§ **WORK TO BE COMPLETED**
Each line that contains the word "names" is to be copied from the records below.

(Data records for software interfaces)
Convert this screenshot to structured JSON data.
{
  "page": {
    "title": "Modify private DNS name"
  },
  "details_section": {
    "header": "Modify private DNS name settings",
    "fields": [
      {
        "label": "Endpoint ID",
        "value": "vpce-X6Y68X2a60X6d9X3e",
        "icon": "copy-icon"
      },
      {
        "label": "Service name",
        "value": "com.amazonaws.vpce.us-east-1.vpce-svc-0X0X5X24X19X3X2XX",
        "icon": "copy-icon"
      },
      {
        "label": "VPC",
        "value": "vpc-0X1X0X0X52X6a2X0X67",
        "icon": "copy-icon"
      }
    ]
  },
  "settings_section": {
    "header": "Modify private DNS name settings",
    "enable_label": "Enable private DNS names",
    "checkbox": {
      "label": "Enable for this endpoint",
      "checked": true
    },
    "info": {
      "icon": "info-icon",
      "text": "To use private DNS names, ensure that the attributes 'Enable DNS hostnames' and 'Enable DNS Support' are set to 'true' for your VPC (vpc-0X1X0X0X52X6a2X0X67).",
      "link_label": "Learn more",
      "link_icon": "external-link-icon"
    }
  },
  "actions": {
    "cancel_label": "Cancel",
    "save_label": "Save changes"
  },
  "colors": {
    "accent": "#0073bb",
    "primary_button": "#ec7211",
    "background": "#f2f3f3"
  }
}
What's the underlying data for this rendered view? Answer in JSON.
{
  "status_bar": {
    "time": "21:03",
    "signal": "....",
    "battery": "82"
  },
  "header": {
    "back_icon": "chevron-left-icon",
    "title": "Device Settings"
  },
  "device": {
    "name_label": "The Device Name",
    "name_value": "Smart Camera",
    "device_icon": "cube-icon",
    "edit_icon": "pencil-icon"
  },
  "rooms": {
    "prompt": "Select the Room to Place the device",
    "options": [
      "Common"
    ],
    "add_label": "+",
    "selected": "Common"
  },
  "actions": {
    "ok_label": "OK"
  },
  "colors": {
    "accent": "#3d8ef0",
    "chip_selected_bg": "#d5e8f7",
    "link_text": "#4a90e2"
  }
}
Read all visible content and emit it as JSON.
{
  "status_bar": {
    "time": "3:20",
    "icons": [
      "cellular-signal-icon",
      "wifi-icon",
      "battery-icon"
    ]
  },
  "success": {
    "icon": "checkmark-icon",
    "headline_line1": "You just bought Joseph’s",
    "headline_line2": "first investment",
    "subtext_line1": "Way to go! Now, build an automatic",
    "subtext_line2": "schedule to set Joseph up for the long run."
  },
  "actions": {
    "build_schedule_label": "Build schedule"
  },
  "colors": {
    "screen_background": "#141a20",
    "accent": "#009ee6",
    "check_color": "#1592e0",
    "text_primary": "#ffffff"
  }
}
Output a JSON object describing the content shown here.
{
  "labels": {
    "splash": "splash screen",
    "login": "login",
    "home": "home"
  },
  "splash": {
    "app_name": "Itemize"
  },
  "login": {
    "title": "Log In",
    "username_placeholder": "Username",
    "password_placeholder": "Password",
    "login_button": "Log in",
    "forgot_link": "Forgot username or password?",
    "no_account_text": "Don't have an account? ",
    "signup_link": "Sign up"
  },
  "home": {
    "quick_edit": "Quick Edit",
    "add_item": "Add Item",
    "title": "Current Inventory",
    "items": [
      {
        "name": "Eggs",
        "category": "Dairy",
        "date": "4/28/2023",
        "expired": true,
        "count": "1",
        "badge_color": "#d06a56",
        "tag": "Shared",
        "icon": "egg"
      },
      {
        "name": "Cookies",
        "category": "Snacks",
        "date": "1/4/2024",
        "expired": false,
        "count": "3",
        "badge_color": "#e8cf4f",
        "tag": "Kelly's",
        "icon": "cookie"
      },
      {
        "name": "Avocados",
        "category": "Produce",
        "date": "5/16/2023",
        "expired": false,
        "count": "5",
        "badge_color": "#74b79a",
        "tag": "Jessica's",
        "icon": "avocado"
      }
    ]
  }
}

§ **RESPONSE TO THE TASK**
    "enable_label": "Enable private DNS names",
      "text": "To use private DNS names, ensure that the attributes 'Enable DNS hostnames' and 'Enable DNS Support' are set to 'true' for your VPC (vpc-0X1X0X0X52X6a2X0X67).",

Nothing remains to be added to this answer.